Aim of the exercise | Please give every entry again, exactly as it reads.
|---|
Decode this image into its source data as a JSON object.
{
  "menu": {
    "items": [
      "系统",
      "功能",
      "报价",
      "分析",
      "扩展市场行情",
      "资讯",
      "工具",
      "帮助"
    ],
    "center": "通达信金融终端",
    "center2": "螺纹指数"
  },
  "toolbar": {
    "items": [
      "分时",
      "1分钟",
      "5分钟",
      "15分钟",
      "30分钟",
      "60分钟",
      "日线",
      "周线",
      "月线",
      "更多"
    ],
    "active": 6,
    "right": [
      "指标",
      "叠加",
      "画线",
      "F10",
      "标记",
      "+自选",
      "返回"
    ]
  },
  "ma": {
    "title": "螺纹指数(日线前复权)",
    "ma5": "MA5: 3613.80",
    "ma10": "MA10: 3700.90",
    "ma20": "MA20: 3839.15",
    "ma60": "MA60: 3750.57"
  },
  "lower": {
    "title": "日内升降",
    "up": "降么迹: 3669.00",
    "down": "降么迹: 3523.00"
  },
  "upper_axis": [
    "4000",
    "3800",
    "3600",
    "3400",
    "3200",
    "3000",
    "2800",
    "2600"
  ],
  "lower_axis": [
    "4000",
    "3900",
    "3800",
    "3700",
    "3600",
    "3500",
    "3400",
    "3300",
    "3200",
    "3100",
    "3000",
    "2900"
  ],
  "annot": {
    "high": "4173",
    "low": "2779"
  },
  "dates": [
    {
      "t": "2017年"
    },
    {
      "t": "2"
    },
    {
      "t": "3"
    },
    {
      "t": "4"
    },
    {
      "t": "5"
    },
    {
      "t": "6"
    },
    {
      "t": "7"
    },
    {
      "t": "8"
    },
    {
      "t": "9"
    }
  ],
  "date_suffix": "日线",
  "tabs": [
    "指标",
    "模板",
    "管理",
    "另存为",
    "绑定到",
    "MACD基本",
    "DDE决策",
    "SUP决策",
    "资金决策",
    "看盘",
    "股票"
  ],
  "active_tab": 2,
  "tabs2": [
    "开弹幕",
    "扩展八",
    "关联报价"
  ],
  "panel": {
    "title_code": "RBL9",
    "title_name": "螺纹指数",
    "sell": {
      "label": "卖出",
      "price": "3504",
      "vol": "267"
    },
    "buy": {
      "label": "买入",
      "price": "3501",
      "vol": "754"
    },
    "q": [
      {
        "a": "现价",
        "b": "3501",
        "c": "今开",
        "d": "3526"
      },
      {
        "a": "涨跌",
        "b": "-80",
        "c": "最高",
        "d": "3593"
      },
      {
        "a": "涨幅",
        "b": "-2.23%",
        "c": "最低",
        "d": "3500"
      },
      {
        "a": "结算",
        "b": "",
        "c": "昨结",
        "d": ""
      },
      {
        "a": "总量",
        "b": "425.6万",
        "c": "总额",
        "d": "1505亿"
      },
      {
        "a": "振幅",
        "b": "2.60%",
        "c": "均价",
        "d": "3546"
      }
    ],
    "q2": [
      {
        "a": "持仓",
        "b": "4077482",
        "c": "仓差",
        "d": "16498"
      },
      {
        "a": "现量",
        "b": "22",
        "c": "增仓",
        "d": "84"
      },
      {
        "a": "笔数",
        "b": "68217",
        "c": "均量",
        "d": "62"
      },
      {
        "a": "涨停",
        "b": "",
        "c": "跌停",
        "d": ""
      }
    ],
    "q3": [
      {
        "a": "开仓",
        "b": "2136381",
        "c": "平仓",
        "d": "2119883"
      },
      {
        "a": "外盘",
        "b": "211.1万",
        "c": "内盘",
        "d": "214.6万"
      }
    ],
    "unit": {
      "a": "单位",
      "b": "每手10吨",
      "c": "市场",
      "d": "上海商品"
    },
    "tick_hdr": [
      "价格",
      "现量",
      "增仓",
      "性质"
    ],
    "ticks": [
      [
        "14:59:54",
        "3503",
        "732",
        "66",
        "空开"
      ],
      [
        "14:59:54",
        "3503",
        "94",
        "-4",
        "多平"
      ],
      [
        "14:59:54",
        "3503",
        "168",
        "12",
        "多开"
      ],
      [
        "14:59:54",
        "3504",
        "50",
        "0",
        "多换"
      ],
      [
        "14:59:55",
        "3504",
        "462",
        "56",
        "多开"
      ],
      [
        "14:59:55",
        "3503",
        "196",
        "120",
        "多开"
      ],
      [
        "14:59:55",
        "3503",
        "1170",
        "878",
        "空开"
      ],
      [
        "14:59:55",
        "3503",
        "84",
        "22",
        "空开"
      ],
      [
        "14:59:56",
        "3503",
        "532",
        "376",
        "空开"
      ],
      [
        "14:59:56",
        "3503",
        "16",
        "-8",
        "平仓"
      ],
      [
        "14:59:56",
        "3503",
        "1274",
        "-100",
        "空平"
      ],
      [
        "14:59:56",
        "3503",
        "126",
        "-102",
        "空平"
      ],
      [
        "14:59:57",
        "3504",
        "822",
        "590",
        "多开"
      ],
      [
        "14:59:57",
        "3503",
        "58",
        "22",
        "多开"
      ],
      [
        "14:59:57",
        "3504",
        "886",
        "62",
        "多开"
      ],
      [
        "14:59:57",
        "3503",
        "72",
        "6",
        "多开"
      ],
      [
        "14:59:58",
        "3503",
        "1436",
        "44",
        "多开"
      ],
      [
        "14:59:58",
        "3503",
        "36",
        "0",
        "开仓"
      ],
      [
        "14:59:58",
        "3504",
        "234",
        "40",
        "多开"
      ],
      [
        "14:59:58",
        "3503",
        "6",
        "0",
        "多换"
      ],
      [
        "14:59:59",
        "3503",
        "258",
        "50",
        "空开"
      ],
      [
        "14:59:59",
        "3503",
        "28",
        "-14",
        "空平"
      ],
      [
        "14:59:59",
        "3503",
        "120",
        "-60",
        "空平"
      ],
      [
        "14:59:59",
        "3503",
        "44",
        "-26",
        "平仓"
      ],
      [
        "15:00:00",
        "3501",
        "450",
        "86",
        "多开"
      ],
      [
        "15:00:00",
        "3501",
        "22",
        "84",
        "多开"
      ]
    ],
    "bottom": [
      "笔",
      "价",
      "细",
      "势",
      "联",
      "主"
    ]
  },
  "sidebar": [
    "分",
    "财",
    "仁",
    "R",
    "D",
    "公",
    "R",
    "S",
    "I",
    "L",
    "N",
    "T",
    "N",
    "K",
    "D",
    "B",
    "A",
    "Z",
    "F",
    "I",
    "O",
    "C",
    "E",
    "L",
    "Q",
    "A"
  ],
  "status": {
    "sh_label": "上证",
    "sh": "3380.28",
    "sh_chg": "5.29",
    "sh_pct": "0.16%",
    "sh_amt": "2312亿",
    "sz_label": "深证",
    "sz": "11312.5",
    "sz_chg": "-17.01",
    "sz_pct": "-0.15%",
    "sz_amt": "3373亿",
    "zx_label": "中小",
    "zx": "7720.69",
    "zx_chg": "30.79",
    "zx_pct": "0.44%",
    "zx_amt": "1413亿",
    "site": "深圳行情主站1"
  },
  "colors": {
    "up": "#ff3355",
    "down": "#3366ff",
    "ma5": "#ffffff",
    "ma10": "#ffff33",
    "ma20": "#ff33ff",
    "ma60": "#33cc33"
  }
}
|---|
Output below |
Decode this image into its source data as a JSON object.
{
  "menu": {
    "items": [
      "系统",
      "功能",
      "报价",
      "分析",
      "扩展市场行情",
      "资讯",
      "工具",
      "帮助"
    ],
    "center": "通达信金融终端",
    "center2": "螺纹指数"
  },
  "toolbar": {
    "items": [
      "分时",
      "1分钟",
      "5分钟",
      "15分钟",
      "30分钟",
      "60分钟",
      "日线",
      "周线",
      "月线",
      "更多"
    ],
    "active": 6,
    "right": [
      "指标",
      "叠加",
      "画线",
      "F10",
      "标记",
      "+自选",
      "返回"
    ]
  },
  "ma": {
    "title": "螺纹指数(日线前复权)",
    "ma5": "MA5: 3613.80",
    "ma10": "MA10: 3700.90",
    "ma20": "MA20: 3839.15",
    "ma60": "MA60: 3750.57"
  },
  "lower": {
    "title": "日内升降",
    "up": "降么迹: 3669.00",
    "down": "降么迹: 3523.00"
  },
  "upper_axis": [
    "4000",
    "3800",
    "3600",
    "3400",
    "3200",
    "3000",
    "2800",
    "2600"
  ],
  "lower_axis": [
    "4000",
    "3900",
    "3800",
    "3700",
    "3600",
    "3500",
    "3400",
    "3300",
    "3200",
    "3100",
    "3000",
    "2900"
  ],
  "annot": {
    "high": "4173",
    "low": "2779"
  },
  "dates": [
    {
      "t": "2017年"
    },
    {
      "t": "2"
    },
    {
      "t": "3"
    },
    {
      "t": "4"
    },
    {
      "t": "5"
    },
    {
      "t": "6"
    },
    {
      "t": "7"
    },
    {
      "t": "8"
    },
    {
      "t": "9"
    }
  ],
  "date_suffix": "日线",
  "tabs": [
    "指标",
    "模板",
    "管理",
    "另存为",
    "绑定到",
    "MACD基本",
    "DDE决策",
    "SUP决策",
    "资金决策",
    "看盘",
    "股票"
  ],
  "active_tab": 2,
  "tabs2": [
    "开弹幕",
    "扩展八",
    "关联报价"
  ],
  "panel": {
    "title_code": "RBL9",
    "title_name": "螺纹指数",
    "sell": {
      "label": "卖出",
      "price": "3504",
      "vol": "267"
    },
    "buy": {
      "label": "买入",
      "price": "3501",
      "vol": "754"
    },
    "q": [
      {
        "a": "现价",
        "b": "3501",
        "c": "今开",
        "d": "3526"
      },
      {
        "a": "涨跌",
        "b": "-80",
        "c": "最高",
        "d": "3593"
      },
      {
        "a": "涨幅",
        "b": "-2.23%",
        "c": "最低",
        "d": "3500"
      },
      {
        "a": "结算",
        "b": "",
        "c": "昨结",
        "d": ""
      },
      {
        "a": "总量",
        "b": "425.6万",
        "c": "总额",
        "d": "1505亿"
      },
      {
        "a": "振幅",
        "b": "2.60%",
        "c": "均价",
        "d": "3546"
      }
    ],
    "q2": [
      {
        "a": "持仓",
        "b": "4077482",
        "c": "仓差",
        "d": "16498"
      },
      {
        "a": "现量",
        "b": "22",
        "c": "增仓",
        "d": "84"
      },
      {
        "a": "笔数",
        "b": "68217",
        "c": "均量",
        "d": "62"
      },
      {
        "a": "涨停",
        "b": "",
        "c": "跌停",
        "d": ""
      }
    ],
    "q3": [
      {
        "a": "开仓",
        "b": "2136381",
        "c": "平仓",
        "d": "2119883"
      },
      {
        "a": "外盘",
        "b": "211.1万",
        "c": "内盘",
        "d": "214.6万"
      }
    ],
    "unit": {
      "a": "单位",
      "b": "每手10吨",
      "c": "市场",
      "d": "上海商品"
    },
    "tick_hdr": [
      "价格",
      "现量",
      "增仓",
      "性质"
    ],
    "ticks": [
      [
        "14:59:54",
        "3503",
        "732",
        "66",
        "空开"
      ],
      [
        "14:59:54",
        "3503",
        "94",
        "-4",
        "多平"
      ],
      [
        "14:59:54",
        "3503",
        "168",
        "12",
        "多开"
      ],
      [
        "14:59:54",
        "3504",
        "50",
        "0",
        "多换"
      ],
      [
        "14:59:55",
        "3504",
        "462",
        "56",
        "多开"
      ],
      [
        "14:59:55",
        "3503",
        "196",
        "120",
        "多开"
      ],
      [
        "14:59:55",
        "3503",
        "1170",
        "878",
        "空开"
      ],
      [
        "14:59:55",
        "3503",
        "84",
        "22",
        "空开"
      ],
      [
        "14:59:56",
        "3503",
        "532",
        "376",
        "空开"
      ],
      [
        "14:59:56",
        "3503",
        "16",
        "-8",
        "平仓"
      ],
      [
        "14:59:56",
        "3503",
        "1274",
        "-100",
        "空平"
      ],
      [
        "14:59:56",
        "3503",
        "126",
        "-102",
        "空平"
      ],
      [
        "14:59:57",
        "3504",
        "822",
        "590",
        "多开"
      ],
      [
        "14:59:57",
        "3503",
        "58",
        "22",
        "多开"
      ],
      [
        "14:59:57",
        "3504",
        "886",
        "62",
        "多开"
      ],
      [
        "14:59:57",
        "3503",
        "72",
        "6",
        "多开"
      ],
      [
        "14:59:58",
        "3503",
        "1436",
        "44",
        "多开"
      ],
      [
        "14:59:58",
        "3503",
        "36",
        "0",
        "开仓"
      ],
      [
        "14:59:58",
        "3504",
        "234",
        "40",
        "多开"
      ],
      [
        "14:59:58",
        "3503",
        "6",
        "0",
        "多换"
      ],
      [
        "14:59:59",
        "3503",
        "258",
        "50",
        "空开"
      ],
      [
        "14:59:59",
        "3503",
        "28",
        "-14",
        "空平"
      ],
      [
        "14:59:59",
        "3503",
        "120",
        "-60",
        "空平"
      ],
      [
        "14:59:59",
        "3503",
        "44",
        "-26",
        "平仓"
      ],
      [
        "15:00:00",
        "3501",
        "450",
        "86",
        "多开"
      ],
      [
        "15:00:00",
        "3501",
        "22",
        "84",
        "多开"
      ]
    ],
    "bottom": [
      "笔",
      "价",
      "细",
      "势",
      "联",
      "主"
    ]
  },
  "sidebar": [
    "分",
    "财",
    "仁",
    "R",
    "D",
    "公",
    "R",
    "S",
    "I",
    "L",
    "N",
    "T",
    "N",
    "K",
    "D",
    "B",
    "A",
    "Z",
    "F",
    "I",
    "O",
    "C",
    "E",
    "L",
    "Q",
    "A"
  ],
  "status": {
    "sh_label": "上证",
    "sh": "3380.28",
    "sh_chg": "5.29",
    "sh_pct": "0.16%",
    "sh_amt": "2312亿",
    "sz_label": "深证",
    "sz": "11312.5",
    "sz_chg": "-17.01",
    "sz_pct": "-0.15%",
    "sz_amt": "3373亿",
    "zx_label": "中小",
    "zx": "7720.69",
    "zx_chg": "30.79",
    "zx_pct": "0.44%",
    "zx_amt": "1413亿",
    "site": "深圳行情主站1"
  },
  "colors": {
    "up": "#ff3355",
    "down": "#3366ff",
    "ma5": "#ffffff",
    "ma10": "#ffff33",
    "ma20": "#ff33ff",
    "ma60": "#33cc33"
  }
}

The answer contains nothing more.